3 comforting lessons about grief we can learn from the animal kingdom.
Did you know that grief is not just a human emotion? Behaviors of grief have also been observed in other species.
You've probably heard stories like the dog lying beside his owner's casket, but beyond the anecdotes is enough scientific observation to suggest that many animals experience what we could call grief symptoms.
Here are three things we can learn about grieving from the animal kingdom:
1. Getting over a traumatic loss doesn't happen overnight. Animals have been observed staying near the bodies of companions for days.
While you're going through the stages of grief, it's important to remember that your mission isn't to feel better right away or even as soon as you can.
When cameraman Mark Deeble was following an elephant family in Kenya for the documentary series "Africa," he observed a mother mourning the loss of her calf. She stayed next to the body for over an hour.
"In a more benign environment, an elephant might mourn for longer," James Honeyborne, a wildlife filmmaker, wrote in The Daily Mail. "I have heard of animals staying beside the bodies of dead friends for three days and nights, refusing to move."
Geese, which are notably loyal animals, often mourn in seclusion for a long time when their mate dies. Some will even refuse to take another mate ever again.
Grief is a long and slow process. You shouldn't put pressure on yourself to get better in a day, or a week, or even a year. There are no time limits to your feelings. As psychotherapist Martha Clark Scala writes:
"You may start to feel better in three months, but don't be surprised if you're still miserable, at least some of the time, several months to several years after your loss. The average length of time it takes most people to consistently feel better is about a year. However, it's also common to feel better for a while and then take a turn for the worse. That can be triggered by events such as special holidays or occasions that have a particular association with the person you've lost, especially the anniversary of his or her death."
Whether it's anger, guilt, or unbearable sadness, your emotions are what they are. Don't hide from them or try to push them down. Give yourself the time and space you need to really embrace your feelings. It will help you heal.
2. Having the comfort of close friends nearby can help you process your feelings. Multiple primate species have been observed mourning as a group.
In 2008, a volunteer at a chimpanzee rescue shelter named Monica Szcupider took a now-iconic photograph of chimps lining up at the fence of their enclosure to watch as the body of Dorothy, one of their fellow chimps, was wheeled away.
"Her presence, and loss, was palpable, and resonated throughout the group," Szcupider said.
When you lose someone close to you, it's important to remember that you're not alone, even if you feel that way. Leaning on friends and family can be a key part of the healing process.
A snub-nosed monkey fell to her death in front of her partner at an observatory in China. The rest of her group ran over to her, holding her hand and giving her comfort for nearly an hour as she lay dying. The lead male of her group stayed by her side longer than anyone and kept glancing back at her even once he rejoined his group at a nearby river.

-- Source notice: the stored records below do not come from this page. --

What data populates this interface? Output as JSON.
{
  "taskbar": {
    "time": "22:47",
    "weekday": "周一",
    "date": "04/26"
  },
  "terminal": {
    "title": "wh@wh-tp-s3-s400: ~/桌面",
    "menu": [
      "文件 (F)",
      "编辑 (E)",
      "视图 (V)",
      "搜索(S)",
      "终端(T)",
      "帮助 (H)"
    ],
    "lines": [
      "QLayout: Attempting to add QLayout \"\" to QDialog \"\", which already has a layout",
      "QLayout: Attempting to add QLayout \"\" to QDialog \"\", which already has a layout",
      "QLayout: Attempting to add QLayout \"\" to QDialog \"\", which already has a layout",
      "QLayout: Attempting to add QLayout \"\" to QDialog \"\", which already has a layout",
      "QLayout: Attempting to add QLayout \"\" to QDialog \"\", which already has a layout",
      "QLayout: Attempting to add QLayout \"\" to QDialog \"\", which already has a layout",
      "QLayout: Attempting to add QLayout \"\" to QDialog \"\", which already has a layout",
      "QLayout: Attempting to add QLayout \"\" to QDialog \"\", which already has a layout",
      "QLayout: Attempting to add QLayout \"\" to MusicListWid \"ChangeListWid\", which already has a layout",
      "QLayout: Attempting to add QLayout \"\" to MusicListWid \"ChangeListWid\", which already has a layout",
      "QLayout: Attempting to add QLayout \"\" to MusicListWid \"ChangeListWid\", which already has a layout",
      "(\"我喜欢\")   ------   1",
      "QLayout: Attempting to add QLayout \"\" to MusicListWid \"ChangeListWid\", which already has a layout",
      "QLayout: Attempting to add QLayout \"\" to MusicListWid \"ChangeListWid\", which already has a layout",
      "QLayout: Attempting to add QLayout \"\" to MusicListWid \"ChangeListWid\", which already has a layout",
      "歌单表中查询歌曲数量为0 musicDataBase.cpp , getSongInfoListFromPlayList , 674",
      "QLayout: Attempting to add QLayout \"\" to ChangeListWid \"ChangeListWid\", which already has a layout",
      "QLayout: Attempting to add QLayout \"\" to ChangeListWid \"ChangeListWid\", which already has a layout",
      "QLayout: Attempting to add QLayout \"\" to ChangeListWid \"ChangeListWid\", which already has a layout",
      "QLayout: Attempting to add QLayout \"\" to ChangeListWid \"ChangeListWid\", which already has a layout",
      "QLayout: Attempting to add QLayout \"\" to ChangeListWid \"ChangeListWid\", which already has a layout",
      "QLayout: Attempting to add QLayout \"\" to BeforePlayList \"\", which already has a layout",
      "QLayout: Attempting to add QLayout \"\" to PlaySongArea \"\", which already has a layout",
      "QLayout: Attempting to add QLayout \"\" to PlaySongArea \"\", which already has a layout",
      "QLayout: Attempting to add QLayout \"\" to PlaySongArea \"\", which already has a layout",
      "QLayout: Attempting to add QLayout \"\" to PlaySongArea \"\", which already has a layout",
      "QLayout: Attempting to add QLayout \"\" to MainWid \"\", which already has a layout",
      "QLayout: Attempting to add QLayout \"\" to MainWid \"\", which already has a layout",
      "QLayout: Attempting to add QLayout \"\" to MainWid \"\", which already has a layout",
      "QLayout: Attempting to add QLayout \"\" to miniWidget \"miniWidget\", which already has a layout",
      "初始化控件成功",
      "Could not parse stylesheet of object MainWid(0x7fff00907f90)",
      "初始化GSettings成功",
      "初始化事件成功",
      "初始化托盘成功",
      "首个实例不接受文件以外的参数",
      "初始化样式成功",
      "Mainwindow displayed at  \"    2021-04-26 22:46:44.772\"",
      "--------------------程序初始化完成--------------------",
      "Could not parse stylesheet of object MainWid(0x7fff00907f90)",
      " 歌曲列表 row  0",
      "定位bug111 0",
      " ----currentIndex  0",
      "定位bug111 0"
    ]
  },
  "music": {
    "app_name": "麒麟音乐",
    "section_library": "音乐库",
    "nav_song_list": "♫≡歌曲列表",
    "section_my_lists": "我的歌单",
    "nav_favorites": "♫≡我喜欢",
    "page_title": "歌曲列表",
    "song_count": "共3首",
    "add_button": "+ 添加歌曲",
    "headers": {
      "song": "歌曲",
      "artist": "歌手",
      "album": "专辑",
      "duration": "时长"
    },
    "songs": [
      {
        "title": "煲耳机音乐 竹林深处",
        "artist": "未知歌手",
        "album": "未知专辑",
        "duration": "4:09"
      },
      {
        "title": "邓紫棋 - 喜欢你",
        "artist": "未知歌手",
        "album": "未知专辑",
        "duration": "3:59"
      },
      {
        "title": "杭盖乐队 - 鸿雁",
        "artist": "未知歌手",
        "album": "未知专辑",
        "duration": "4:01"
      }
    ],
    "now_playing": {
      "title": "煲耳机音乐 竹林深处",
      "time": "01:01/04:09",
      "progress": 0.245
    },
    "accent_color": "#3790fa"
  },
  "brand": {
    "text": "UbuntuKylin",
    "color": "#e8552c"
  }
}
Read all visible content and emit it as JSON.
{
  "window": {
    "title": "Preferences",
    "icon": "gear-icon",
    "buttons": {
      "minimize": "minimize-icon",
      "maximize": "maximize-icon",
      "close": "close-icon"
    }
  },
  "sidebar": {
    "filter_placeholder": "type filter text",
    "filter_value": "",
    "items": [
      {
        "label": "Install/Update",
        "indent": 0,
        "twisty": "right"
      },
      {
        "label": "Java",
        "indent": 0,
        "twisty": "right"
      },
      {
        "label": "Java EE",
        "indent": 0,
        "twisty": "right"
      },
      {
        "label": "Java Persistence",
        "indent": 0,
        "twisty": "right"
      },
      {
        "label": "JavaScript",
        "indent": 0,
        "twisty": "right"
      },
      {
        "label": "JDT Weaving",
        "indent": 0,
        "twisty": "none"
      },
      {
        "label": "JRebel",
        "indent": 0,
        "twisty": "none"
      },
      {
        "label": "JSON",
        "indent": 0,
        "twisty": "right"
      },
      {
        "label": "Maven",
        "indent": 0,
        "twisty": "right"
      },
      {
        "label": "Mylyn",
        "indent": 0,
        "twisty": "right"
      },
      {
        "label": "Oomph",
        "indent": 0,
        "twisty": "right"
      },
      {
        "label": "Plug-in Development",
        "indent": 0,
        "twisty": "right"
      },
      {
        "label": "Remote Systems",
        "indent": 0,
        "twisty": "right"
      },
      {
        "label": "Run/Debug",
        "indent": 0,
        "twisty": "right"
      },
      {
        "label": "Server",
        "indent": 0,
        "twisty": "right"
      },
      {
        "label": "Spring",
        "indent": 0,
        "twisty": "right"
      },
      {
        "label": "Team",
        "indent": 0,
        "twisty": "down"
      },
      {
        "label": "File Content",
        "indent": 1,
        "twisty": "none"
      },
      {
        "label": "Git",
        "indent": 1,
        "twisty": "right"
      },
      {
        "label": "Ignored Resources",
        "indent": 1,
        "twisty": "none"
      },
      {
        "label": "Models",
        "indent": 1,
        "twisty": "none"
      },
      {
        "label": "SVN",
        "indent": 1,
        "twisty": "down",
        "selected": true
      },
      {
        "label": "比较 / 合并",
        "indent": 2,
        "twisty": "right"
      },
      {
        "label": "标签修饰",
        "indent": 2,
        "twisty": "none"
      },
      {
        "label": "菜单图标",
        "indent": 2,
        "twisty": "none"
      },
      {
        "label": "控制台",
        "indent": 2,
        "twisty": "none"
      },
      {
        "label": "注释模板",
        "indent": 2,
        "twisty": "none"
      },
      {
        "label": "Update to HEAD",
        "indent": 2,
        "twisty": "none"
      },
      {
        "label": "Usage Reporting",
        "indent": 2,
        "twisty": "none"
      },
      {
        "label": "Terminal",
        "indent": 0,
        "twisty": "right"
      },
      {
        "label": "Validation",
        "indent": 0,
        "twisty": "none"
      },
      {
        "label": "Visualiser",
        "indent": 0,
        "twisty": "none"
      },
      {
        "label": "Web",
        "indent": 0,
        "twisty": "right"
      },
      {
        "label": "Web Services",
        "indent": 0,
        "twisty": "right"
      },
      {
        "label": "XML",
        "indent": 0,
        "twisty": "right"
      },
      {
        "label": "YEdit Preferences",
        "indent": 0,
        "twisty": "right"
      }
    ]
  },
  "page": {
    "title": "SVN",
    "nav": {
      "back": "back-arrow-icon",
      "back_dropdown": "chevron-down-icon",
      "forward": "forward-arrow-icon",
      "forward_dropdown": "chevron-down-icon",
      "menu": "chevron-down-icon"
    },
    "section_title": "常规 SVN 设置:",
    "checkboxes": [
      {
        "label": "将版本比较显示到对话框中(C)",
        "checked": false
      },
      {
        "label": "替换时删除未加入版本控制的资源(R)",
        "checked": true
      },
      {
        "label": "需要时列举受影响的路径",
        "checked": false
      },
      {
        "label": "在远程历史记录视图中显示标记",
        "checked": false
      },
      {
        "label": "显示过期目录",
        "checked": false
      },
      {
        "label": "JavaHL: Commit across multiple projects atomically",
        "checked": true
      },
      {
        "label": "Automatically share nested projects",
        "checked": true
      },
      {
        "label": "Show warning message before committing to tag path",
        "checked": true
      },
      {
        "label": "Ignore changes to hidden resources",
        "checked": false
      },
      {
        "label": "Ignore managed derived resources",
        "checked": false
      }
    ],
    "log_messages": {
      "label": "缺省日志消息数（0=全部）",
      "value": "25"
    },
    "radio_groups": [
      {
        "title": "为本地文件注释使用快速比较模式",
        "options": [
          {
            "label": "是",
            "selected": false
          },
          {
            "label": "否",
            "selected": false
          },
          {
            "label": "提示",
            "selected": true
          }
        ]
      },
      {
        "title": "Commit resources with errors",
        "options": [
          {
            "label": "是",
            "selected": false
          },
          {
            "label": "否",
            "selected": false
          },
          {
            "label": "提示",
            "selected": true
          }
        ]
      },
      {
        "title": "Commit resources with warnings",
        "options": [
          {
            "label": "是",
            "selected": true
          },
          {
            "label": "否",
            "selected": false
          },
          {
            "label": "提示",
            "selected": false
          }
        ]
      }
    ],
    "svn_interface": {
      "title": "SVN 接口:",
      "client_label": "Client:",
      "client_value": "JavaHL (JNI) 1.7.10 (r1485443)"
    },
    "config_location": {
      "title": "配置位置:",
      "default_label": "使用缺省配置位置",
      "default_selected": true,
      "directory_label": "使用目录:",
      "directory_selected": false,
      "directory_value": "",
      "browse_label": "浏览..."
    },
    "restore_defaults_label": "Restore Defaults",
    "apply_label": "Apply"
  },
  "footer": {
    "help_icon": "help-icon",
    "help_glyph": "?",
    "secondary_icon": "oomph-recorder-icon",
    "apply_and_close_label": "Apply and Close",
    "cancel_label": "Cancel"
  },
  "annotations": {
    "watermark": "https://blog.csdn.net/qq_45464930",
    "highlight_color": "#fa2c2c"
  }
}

Deaths rarely affect just one person. Being with other people who are feeling the same loss can bring you all closer together as you help each other come to terms with the trauma.
3. Death can be hard to accept. Some animals have been observed participating in behaviors suggesting they're in denial.
"The first reaction to learning of terminal illness or death of a cherished loved one is to deny the reality of the situation," writes Julie Axelrod at Psych Central. "It is a normal reaction to rationalize overwhelming emotions. It is a defense mechanism that buffers the immediate shock."
A gorilla in Germany was documented holding the body of her deceased baby for a week, trying in vain to restore life to him. Dolphins have also been known to carry dead loved ones on their backs for long periods of time, trying to buoy them and get them to swim again.
These stories are tragic, but denial is often a normal part of the grieving process for both animals and humans.
Denial is not the same as refusal to accept reality, though there are certain warning signs you can pay attention to if your natural denial phase is becoming unhealthy.
But getting from denial to acceptance that a loved one has passed is hard, and the road to recovery takes many forms and has many stages. Denial doesn't mean you're crazy or unable to cope — it's just one way the brain can react.
The biggest takeaway? Regardless of species, grief is a totally natural part of life.
Losing someone you love is incredibly painful, and the grieving process means you might be hurting for a long time. But it's something we go through, humans and animals alike.
You may think you're wrong for feeling as bad as you do, or for crying as much as you want to cry. You're not. The confusing, terrifying, maddening, and isolating process known as mourning is both natural and kind of amazing.
It's amazing because it means you were lucky enough in your life to love someone so much that their loss can hurt this bad. Cherish the happy memories you have. Those aren't going anywhere.
Death and heartbreak are a part of life for both humans and animals. But so are happiness and fulfillment.
And so is healing.